→ WORK REQUEST
In the material below, find all lines with the string "label" and copy them.

→ DATA TO EXAMINE
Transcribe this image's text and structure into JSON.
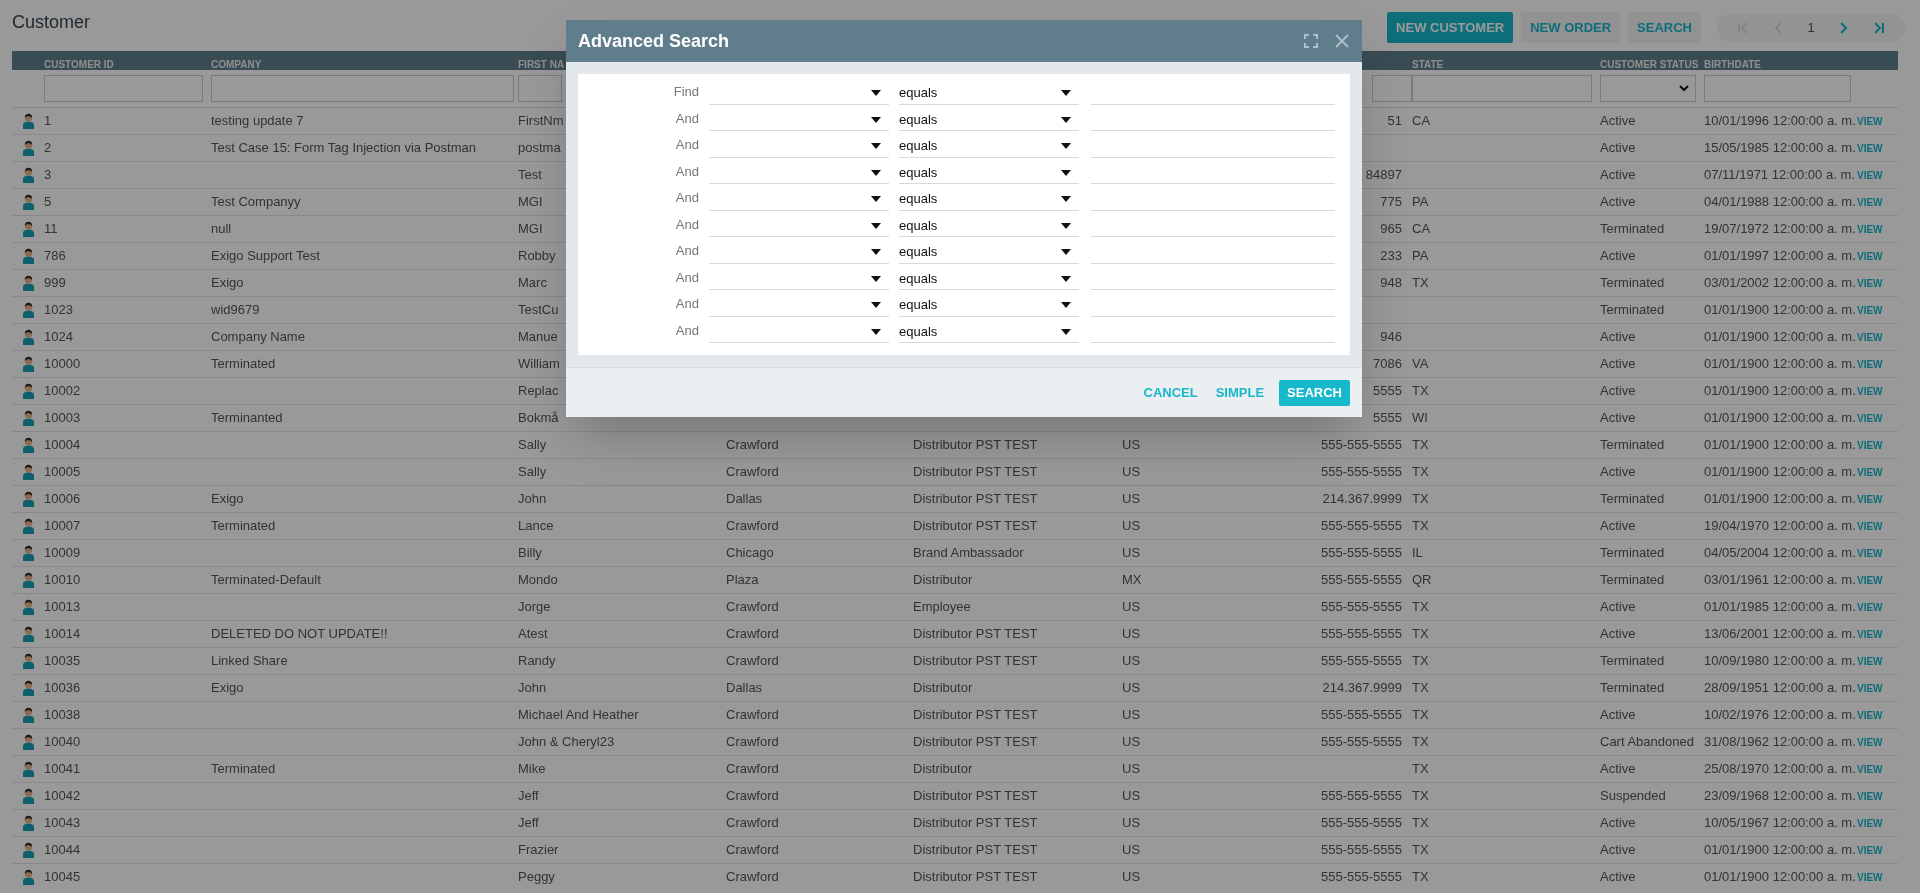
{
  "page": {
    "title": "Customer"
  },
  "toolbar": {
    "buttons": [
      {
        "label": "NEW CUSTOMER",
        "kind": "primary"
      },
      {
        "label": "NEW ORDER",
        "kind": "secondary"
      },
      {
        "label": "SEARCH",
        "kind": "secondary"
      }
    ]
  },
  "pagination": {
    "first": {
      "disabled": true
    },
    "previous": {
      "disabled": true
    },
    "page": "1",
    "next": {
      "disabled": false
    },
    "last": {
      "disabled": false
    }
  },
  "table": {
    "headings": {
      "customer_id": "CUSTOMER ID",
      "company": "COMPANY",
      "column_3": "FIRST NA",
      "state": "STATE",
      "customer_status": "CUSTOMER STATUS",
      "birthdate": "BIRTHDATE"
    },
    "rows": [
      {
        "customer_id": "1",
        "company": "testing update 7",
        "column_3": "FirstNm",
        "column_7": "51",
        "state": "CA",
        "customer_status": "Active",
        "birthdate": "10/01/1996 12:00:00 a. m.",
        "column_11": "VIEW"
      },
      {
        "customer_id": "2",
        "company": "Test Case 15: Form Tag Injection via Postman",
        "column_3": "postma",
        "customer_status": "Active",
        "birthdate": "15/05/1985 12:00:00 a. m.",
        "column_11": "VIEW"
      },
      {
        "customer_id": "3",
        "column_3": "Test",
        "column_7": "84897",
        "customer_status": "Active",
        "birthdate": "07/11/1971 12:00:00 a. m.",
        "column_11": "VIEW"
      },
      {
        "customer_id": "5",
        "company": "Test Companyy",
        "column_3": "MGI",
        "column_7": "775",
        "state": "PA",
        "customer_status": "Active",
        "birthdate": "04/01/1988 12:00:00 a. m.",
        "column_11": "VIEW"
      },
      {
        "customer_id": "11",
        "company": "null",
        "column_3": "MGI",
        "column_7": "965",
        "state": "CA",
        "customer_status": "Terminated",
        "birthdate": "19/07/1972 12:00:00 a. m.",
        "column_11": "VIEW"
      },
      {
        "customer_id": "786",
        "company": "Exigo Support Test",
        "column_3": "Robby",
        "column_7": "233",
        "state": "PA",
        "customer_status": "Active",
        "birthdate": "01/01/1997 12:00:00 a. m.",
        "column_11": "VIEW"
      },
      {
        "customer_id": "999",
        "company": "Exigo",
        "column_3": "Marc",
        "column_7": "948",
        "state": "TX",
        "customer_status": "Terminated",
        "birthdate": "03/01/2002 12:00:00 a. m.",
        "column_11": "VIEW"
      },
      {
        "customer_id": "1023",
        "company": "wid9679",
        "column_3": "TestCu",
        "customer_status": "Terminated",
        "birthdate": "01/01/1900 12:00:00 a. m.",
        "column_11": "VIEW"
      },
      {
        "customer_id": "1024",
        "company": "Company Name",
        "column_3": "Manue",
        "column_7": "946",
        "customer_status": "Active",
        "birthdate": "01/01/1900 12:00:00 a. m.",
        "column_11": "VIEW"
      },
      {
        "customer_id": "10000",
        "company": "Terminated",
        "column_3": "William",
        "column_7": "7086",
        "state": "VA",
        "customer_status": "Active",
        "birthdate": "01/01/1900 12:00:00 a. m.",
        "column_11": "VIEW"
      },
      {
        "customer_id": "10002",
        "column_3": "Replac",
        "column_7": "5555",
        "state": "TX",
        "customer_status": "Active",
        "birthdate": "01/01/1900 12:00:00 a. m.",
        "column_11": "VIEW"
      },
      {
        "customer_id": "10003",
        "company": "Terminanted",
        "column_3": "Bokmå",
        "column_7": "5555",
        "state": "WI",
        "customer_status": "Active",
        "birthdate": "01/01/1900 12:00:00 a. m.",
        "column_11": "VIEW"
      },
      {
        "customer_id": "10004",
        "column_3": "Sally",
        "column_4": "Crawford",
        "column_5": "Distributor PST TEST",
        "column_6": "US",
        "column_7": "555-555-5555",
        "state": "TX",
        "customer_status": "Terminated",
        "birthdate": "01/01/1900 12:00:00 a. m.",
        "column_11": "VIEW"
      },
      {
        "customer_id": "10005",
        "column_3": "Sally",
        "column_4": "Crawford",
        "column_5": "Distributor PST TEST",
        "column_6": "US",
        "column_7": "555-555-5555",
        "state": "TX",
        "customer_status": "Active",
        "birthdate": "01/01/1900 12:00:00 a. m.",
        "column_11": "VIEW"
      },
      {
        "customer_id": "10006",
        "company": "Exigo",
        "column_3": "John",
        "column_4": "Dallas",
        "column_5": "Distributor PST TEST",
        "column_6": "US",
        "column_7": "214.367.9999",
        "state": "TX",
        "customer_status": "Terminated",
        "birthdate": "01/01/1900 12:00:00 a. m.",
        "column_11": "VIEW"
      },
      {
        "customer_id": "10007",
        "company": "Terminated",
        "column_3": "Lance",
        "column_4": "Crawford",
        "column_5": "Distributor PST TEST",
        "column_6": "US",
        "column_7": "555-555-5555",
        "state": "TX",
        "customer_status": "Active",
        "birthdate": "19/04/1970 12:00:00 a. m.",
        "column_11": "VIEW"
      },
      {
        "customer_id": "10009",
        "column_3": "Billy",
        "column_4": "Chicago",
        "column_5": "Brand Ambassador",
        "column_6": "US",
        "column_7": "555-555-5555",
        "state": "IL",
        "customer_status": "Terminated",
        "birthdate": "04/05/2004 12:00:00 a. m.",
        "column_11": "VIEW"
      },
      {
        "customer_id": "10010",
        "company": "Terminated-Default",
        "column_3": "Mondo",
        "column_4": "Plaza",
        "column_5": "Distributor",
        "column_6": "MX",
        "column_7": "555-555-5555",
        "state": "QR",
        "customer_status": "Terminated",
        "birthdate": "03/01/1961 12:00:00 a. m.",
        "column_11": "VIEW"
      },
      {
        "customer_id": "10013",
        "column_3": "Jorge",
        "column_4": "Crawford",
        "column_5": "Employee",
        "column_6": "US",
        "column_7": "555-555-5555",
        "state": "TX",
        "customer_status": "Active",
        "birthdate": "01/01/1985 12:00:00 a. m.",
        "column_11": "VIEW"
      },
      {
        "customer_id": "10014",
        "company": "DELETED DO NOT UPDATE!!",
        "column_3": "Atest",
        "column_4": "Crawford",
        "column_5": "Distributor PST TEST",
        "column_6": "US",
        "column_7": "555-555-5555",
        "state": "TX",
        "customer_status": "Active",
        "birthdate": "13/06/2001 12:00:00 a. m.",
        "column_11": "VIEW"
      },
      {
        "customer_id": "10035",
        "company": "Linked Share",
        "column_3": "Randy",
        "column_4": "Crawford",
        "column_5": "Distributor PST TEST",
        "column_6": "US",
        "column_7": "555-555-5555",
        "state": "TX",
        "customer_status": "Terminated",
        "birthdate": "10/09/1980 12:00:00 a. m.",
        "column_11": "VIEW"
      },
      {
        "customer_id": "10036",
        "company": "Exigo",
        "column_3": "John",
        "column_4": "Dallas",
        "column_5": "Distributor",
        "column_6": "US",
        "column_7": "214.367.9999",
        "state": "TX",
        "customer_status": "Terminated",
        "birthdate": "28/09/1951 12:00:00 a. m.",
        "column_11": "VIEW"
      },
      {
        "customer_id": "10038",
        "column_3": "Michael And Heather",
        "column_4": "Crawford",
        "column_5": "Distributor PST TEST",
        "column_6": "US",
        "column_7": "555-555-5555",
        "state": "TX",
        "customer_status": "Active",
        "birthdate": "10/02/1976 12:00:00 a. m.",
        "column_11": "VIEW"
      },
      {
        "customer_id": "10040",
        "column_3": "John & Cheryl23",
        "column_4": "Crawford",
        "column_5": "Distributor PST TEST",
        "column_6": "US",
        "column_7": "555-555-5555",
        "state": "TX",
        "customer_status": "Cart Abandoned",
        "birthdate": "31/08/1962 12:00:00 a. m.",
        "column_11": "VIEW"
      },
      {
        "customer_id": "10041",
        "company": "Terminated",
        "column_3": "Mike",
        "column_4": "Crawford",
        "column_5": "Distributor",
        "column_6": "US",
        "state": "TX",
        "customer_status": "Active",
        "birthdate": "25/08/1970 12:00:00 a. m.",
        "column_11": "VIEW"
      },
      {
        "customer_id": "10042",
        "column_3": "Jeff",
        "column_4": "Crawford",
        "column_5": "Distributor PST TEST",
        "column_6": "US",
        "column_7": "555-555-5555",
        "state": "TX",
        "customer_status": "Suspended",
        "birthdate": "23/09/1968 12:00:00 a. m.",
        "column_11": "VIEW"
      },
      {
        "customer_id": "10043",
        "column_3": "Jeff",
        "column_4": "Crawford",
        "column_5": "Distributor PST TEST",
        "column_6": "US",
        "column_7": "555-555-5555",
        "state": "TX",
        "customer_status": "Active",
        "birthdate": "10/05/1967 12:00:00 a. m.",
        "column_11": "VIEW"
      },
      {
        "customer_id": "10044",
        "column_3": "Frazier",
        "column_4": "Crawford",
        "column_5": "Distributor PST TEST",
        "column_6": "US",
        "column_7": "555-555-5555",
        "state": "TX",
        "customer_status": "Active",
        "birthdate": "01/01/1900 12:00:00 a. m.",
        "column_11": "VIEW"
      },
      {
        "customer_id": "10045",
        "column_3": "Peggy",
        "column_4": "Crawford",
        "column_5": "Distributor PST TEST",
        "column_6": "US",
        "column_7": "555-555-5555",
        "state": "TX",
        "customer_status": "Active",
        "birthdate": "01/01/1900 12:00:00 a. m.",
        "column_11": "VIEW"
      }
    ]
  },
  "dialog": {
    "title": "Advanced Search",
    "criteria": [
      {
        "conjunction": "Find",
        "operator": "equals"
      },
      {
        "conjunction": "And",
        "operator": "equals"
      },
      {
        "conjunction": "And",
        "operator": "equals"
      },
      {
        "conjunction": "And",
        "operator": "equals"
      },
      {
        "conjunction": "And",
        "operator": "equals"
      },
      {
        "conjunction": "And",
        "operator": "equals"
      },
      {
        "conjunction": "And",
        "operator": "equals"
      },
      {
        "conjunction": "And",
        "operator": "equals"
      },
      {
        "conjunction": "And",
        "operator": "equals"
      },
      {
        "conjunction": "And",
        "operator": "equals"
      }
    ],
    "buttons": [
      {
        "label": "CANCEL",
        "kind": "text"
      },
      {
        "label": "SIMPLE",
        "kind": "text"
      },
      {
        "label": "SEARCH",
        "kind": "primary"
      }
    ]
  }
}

→ RESULT OF THE EXERCISE
        "label": "NEW CUSTOMER",
        "label": "NEW ORDER",
        "label": "SEARCH",
        "label": "CANCEL",
        "label": "SIMPLE",
        "label": "SEARCH",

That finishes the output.